Hopefully the FCC won’t throw the baby out with the bath water. Removing the bright-line prohibitions on certain practices may be defensible, but the agency must not abandon its basic consumer protection framework for Net Neutrality. Ideally, that framework would closely mirror the FTC’s approach under Section 5, so the standards for antitrust and consumer protection can apply consistently throughout the internet ecosystem. Some may feel that utility-style regulations are appropriate for some gatekeepers and not others, but this ignores the reality of the situation: broadband providers have the ability to block or censor information online, but so do websites, operating systems, registrars and many others.

In order to protect both consumers and competition, we need to regulate all of these internet gatekeepers, including broadband providers and other actors in the ecosystem with the power to censor or distort the free flow of information online. However, we shouldn’t regulate them like public utilities, as that will only serve to depress competition and hurt consumers over the long run. We need to embrace strong antitrust and consumer protection laws instead.

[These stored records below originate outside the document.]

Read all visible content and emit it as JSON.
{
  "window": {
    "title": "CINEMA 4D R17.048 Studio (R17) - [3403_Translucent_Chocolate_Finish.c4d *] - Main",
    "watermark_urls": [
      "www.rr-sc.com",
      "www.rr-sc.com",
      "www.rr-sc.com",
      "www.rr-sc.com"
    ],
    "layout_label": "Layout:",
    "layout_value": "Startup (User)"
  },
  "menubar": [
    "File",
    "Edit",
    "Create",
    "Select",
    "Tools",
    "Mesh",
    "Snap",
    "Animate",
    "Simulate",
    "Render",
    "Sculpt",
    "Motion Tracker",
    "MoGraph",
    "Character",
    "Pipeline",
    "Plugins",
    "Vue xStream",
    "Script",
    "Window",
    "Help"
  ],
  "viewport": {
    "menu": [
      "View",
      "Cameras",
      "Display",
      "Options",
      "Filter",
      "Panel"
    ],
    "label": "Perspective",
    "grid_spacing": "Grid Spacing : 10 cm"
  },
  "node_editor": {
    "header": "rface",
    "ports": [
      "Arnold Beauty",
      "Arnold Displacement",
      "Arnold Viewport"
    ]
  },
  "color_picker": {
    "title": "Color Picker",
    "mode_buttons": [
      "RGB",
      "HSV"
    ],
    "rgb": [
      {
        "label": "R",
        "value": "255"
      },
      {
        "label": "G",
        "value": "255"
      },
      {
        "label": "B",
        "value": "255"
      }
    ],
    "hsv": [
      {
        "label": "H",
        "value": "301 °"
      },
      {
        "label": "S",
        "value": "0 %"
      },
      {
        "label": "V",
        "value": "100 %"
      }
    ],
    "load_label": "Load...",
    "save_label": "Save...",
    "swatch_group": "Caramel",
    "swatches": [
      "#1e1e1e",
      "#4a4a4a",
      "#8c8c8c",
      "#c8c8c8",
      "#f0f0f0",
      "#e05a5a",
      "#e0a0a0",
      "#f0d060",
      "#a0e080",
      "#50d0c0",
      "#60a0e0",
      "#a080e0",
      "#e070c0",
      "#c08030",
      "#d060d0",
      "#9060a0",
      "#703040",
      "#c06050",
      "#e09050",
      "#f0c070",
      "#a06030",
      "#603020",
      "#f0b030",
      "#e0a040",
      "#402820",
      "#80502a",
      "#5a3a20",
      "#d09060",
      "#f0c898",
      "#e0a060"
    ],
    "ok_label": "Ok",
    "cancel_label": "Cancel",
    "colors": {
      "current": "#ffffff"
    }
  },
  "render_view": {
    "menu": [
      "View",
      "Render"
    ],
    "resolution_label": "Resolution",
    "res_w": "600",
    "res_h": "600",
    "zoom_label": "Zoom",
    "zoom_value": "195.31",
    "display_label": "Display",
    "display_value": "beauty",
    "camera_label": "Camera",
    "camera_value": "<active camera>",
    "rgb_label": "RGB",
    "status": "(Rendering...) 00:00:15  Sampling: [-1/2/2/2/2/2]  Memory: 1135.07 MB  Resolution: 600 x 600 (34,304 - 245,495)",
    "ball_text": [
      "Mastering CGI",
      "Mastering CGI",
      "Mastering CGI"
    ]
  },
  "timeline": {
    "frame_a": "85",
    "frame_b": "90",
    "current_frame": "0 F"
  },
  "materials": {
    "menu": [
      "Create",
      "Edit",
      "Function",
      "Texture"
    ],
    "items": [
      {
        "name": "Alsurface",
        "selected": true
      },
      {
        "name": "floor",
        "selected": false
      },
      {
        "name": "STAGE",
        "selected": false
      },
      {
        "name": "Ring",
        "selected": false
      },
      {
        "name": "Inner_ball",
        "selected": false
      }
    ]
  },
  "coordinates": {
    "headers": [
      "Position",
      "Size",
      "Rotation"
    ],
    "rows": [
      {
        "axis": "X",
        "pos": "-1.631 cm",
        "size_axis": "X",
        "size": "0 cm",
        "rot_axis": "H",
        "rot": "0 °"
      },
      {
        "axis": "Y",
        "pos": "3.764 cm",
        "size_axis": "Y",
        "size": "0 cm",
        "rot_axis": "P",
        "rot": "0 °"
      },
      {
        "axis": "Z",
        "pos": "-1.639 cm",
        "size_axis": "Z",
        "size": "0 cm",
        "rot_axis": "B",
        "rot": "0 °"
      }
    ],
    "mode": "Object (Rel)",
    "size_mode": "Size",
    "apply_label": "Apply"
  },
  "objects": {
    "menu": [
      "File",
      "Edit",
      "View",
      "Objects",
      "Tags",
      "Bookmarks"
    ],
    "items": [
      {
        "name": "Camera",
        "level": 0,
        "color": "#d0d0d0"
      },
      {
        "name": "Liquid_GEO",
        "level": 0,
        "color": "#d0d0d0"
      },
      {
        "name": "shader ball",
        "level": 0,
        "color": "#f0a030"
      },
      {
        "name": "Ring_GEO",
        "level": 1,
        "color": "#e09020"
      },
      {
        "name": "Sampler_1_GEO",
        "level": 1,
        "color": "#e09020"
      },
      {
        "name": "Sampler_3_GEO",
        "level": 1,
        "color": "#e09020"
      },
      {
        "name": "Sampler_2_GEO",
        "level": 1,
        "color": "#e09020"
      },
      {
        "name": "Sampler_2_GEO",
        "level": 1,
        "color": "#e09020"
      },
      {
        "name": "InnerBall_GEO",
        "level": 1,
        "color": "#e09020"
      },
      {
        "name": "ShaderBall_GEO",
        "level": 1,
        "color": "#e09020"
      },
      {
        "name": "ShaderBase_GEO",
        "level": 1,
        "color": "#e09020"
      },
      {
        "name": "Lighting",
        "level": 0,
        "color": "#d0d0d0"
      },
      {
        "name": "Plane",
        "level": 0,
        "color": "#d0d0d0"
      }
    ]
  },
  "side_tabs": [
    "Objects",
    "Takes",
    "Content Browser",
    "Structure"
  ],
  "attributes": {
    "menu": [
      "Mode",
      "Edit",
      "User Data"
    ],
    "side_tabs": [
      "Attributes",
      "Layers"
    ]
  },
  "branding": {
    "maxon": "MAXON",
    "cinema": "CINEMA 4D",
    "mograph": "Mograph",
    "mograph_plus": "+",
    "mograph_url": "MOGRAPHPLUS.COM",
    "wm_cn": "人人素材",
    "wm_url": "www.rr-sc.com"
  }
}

Google, Facebook, Microsoft, and AT&T are donors to the Brookings Institution. The findings, interpretations, and conclusions posted in this piece are solely those of the author and not influenced by any donation.